28 ways to drop the weight that leads to 13 cancers

Most of us are blissfully unaware that being overweight can have deadly consequences outside of metabolic syndrome, diabetes and heart disease.

In Fact, according to the American Institute for Cancer Research, more than half of all Americans aren’t aware that being overweight puts them at risk for cancer.

And at least seventy percent of us are significantly overweight.

The Centers for Disease Control says that forty percent of cancers diagnosed in the United States are associated with being overweight or obese.

How is it possible that most of us aren’t aware of the obesity-cancer connection when we are at risk for no fewer than a dozen cancers when we carry extra weight?

Let’s set the record straight: Carrying too much weight can be deadly. Here’s what we know…

Obesity will cause more cancers than smoking

Let’s start with an alarming prediction by Cancer Research UK, a national research, fundraising and patient outreach organization in England.

The organization reports that currently 12 percent of cancers in British women are linked to smoking, and 7 percent to being overweight and obese.

But, they predict, with the number of smokers falling and obesity rates rising, that gap will get smaller in the next 25 years. By 2035, just 17 years from now, 10 percent of cancers in women could be related to smoking and 9 percent related to excess weight.

They predict that by 2043, if the same trends continue, more cancers will be related to obesity than to smoking.

Think about that…

Being overweight will kill you even faster

Here in the United States, things aren’t looking much better.

The International Agency for Research on Cancer (IARC), a branch of the World Health Organization, has identified 13 cancers associated with carrying too much weight. Meningioma (tumors of the lining of the brain and spinal cord) and multiple myeloma (a blood cancer related to leukemia) are two of these. The others are cancers of the:

  • Esophagus
  • Thyroid
  • Postmenopausal breast
  • Gallbladder
  • Stomach
  • Liver
  • Pancreas
  • Kidney
  • Ovaries
  • Uterus
  • Colon
  • Rectum

The IARC also reports that 55 percent of all cancers diagnosed in women and 24 percent of those diagnosed in men are associated with being overweight or obese.

Not only does obesity increase the chances of developing these cancers, but it slashes the odds of survival for those who already have them.

An American Cancer Society study found that being overweight hugely elevates the chance of dying from many cancers.

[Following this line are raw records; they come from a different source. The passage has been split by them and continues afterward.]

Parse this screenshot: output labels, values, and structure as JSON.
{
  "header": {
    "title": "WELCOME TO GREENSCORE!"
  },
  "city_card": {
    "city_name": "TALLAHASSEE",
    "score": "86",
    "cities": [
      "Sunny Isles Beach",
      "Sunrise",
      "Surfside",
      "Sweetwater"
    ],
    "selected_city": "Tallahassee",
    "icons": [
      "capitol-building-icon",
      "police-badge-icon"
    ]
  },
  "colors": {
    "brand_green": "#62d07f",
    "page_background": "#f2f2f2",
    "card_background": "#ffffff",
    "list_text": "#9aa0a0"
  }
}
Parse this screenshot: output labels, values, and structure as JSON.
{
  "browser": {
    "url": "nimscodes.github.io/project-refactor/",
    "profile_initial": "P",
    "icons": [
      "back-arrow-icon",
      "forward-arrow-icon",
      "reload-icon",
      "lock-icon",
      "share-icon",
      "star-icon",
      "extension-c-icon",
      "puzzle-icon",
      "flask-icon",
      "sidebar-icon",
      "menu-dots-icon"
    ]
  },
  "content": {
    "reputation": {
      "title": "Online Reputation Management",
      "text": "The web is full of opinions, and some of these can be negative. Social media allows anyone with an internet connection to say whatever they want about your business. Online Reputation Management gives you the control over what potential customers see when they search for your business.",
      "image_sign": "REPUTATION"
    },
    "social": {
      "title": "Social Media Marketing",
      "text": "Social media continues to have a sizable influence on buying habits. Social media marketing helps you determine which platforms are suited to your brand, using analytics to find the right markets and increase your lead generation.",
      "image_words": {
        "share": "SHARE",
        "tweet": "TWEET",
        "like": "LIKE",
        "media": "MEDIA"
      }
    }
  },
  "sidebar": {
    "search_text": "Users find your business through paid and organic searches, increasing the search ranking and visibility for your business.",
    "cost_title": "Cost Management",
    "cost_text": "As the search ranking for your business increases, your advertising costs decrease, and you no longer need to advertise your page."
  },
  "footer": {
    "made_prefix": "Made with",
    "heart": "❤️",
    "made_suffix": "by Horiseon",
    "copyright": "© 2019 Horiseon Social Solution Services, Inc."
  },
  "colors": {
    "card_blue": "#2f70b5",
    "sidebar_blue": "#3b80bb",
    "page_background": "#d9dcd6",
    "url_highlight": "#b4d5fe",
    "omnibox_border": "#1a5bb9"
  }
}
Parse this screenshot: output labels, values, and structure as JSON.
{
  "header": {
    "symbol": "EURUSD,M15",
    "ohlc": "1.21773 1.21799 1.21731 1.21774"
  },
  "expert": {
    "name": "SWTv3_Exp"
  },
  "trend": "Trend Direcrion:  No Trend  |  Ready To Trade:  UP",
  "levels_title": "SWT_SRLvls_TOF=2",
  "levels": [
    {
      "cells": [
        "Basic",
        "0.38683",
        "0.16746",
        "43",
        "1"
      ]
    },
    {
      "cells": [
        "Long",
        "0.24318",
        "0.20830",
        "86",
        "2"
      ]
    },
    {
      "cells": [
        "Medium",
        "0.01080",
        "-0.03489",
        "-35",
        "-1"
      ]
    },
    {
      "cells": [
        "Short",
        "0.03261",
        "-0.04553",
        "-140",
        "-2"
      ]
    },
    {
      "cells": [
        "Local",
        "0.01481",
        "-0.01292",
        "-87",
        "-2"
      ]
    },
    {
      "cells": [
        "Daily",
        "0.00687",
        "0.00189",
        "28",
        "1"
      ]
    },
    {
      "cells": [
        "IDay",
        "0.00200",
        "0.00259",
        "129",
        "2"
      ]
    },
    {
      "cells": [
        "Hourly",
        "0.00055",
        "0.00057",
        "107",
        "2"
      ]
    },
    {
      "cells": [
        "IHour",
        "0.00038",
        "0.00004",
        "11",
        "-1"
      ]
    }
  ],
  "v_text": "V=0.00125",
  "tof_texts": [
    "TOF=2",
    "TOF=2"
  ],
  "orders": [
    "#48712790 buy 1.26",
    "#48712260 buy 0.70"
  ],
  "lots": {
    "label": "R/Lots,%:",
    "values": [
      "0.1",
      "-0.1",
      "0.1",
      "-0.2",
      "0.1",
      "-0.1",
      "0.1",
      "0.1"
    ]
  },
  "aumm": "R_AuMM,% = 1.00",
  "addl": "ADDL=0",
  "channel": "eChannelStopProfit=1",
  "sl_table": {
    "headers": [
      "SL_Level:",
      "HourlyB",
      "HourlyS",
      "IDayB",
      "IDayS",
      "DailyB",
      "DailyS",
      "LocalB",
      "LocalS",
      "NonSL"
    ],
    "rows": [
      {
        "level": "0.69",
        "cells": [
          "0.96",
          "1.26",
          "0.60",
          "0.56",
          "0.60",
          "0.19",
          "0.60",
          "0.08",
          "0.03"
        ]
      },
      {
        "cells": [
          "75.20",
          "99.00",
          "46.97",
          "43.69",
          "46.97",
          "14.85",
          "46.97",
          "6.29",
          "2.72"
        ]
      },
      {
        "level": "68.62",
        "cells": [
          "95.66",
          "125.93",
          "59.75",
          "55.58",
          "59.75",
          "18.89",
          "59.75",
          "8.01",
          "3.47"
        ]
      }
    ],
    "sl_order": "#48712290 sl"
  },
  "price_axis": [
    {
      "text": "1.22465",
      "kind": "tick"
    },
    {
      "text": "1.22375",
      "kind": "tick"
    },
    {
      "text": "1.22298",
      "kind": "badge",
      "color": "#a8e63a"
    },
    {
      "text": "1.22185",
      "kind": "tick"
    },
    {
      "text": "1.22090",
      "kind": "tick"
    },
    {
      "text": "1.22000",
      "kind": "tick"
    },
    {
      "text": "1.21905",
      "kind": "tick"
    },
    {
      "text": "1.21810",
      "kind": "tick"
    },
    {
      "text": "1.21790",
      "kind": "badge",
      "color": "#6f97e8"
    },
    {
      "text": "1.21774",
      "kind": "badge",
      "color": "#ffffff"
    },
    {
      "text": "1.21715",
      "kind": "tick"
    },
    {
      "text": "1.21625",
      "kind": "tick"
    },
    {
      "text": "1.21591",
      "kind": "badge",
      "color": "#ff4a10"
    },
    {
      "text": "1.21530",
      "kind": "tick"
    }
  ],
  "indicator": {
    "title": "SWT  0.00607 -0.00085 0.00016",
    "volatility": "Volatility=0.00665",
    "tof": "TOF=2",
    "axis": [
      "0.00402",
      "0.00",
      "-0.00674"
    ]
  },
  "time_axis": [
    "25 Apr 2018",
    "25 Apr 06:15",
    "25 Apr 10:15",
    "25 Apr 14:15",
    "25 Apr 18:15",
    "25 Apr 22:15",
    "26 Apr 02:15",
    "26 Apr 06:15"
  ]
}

For example, men who have prostate cancer have a 34 percent greater chance of dying if they are overweight. For esophageal cancer, that risk increases by 91 percent.

So you see, that donut for breakfast could be as deadly as a morning cigarette.

Why the increased risk?

A number of reasons have been suggested for this increase in the incidence and risk of cancer for people who are overweight or obese.

  • Fatty tissue produces excess estrogen, which is associated with breast and endometrial cancers.
  • People with obesity often have elevated insulin and insulin-like growth factor-1 (IGF-1) in their blood. This may promote the growth of certain tumors.
  • People who are overweight generally have chronic inflammation throughout their body, which has been associated with increased cancer risk.

Regardless of the reason, one thing is pretty clear: losing weight or maintaining the healthy weight you’re at is just as important as kicking the cigarette habit, if not more important.

Tips for losing that cancer-causing weight

Losing weight can be a real challenge.

To start, here are 22 weight loss tips from my colleague, Dr. Michael Cutler. Some are things you may never have thought of before (I love #14!).

This slideshow offers six more weight loss hacks that just might work for you.

And if you’re still having difficulty dropping pounds, here are some tests you might have your doctor do to see if there’s an underlying cause.

Once you’re at a healthy weight, of course, exercise and a whole-food diet free of processed foods will help you maintain it and increase your chances of staying cancer-free.

Editor’s note: Discover how to live a cancer prevention lifestyle — using foods, vitamins, minerals and herbs — as well as little-known therapies allowed in other countries but denied to you by American mainstream medicine. Click here to discover Surviving Cancer! A Comprehensive Guide to Understanding the Causes, Treatments and Big Business Behind Medicine’s Most Frightening Diagnosis!

Joyce Hollman

By Joyce Hollman

Joyce Hollman is a writer based in Kennebunk, Maine, specializing in the medical/healthcare and natural/alternative health space. Health challenges of her own led Joyce on a journey to discover ways to feel better through organic living, utilizing natural health strategies. Now, practicing yoga and meditation, and working towards living in a chemical-free home, her experiences make her the perfect conduit to help others live and feel better naturally.